Home   Logon   Mobile Site   Research and Commentary   About Us   Call 1.800.621.1675 or Email Us       Follow Us: 

Search by Ticker, Keyword or CUSIP       
 
 

Blog Home
   Brian Wesbury
Chief Economist
 
Click for Bio
Follow Brian on Twitter Follow Brian on LinkedIn View Videos on YouTube
   Bob Stein
Deputy Chief Economist
Click for Bio
Follow Bob on Twitter Follow Bob on LinkedIn View Videos on YouTube
 
  Housing Starts Declined 0.9% in June
Posted Under: Data Watch • Home Starts

 

Implications:  Don't get too hung up on the headline decline in housing starts in June; the details in the report continue to signal life in home building.  In fact, despite back-to-back monthly declines, builders started homes in Q2 at the second fastest pace for any quarter since 2007.  And that was behind only Q1 2018, during the aftermath of Hurricanes Harvey and Irma, when building surged temporarily to replace homes destroyed by the storms.  After that surge, the pace of home building fell three quarters in a row, but it now looks like a rebound is underway, with the first two quarters of 2019 posting gains.  In other words, the general rising trend in home building dating back to 2011 remains intact.  Note that all of the weakness in June came from the more volatile multi-family sector, while single-family starts rose 3.5%.  On average, each single-family home contributes to GDP about twice the amount of a multi-family unit, so a sustained shift back towards single-family construction would be a boon for economic growth.  That said, developers continue to face challenges from the labor market, where job openings in construction remain at a record high.  When the National Association of Home Builders released their survey of top challenges for builders in 2019 at the beginning of the year, concerns related to the cost and availability of labor were the most prevalent, with 82% of developers surveyed citing them as their biggest challenge in the year ahead.  Despite the headwinds from labor, fundamentals for potential buyers have improved markedly over the past several months.  Mortgage rates have dropped roughly 100 basis points since the peak late last year, and wages are now growing near the fastest pace in a decade, boosting affordability.  The forward-looking data in today's report show that permits for new construction fell 6.1% in June.  However, this was entirely due to 16.8% decline in multi-family permits.  Meanwhile, single-family permits eked out a gain of 0.4%, the second gain in a row after seven straight months of declines.  Overall, our outlook on housing hasn't changed: we anticipate a rising trend in home building in the next few years.  Based on fundamentals – population growth and scrappage – the US needs about 1.5 million new housing units per year but hasn't built at that pace since 2006. 

Click here for PDF version 

Posted on Wednesday, July 17, 2019 @ 10:57 AM • Post Link Share: 
Print this post Printer Friendly

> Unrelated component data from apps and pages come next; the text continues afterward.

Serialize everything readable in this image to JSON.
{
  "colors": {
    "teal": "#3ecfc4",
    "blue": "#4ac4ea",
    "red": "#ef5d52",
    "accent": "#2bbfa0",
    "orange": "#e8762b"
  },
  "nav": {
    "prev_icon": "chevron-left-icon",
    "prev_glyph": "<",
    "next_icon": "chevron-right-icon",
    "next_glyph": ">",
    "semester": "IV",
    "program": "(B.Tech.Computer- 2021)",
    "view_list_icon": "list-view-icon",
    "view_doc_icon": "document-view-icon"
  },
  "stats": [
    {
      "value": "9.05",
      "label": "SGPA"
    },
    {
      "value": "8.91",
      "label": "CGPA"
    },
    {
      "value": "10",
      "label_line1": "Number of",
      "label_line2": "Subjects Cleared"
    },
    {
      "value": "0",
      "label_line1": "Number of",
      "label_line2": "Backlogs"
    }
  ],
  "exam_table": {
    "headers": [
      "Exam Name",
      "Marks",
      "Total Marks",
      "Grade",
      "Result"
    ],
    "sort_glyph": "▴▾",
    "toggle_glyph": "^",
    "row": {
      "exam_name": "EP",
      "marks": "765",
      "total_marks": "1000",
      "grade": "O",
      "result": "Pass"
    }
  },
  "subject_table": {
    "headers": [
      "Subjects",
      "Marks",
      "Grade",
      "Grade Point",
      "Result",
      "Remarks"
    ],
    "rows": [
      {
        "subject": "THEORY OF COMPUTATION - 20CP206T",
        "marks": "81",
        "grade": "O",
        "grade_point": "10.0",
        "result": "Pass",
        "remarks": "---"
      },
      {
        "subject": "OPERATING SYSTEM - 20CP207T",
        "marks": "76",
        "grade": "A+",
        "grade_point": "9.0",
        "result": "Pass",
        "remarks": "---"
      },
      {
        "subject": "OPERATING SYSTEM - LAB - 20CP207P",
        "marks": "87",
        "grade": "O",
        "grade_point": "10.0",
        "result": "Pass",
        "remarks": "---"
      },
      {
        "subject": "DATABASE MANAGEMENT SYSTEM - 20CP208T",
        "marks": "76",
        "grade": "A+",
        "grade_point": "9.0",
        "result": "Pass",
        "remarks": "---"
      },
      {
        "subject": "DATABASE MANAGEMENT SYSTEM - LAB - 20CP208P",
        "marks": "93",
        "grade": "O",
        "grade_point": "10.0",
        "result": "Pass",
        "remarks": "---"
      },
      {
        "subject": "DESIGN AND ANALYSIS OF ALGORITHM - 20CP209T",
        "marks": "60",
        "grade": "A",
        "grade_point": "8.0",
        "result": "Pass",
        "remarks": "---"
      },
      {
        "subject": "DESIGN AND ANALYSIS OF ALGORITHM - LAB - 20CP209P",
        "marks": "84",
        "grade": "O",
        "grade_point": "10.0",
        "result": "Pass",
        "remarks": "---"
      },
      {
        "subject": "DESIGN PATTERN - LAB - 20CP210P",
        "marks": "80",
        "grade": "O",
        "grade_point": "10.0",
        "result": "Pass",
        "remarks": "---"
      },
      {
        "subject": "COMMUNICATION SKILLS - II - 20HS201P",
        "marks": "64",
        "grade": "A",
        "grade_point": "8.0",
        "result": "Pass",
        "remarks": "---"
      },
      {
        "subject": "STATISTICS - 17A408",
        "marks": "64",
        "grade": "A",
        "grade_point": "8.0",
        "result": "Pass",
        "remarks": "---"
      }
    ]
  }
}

These posts were prepared by First Trust Advisors L. P., and reflect the current opinion of the authors. They are based upon sources and data believed to be accurate and reliable. Opinions and forward looking statements expressed are subject to change without notice. This information does not constitute a solicitation or an offer to buy or sell any security.
 
The information presented is not intended to constitute an investment recommendation for, or advice to, any specific person. By providing this information, First Trust is not undertaking to give advice in any fiduciary capacity within the meaning of ERISA, the Internal Revenue Code or any other regulatory framework. Financial advisors are responsible for evaluating investment risks independently and for exercising independent judgment in determining whether investments are appropriate for their clients.
First Trust Portfolios L.P.  Member SIPC and FINRA.
First Trust Advisors L.P.
Home |  Important Legal Information |  Privacy Policy |  Business Continuity Plan |  FINRA BrokerCheck
Copyright © 2019 All rights reserved.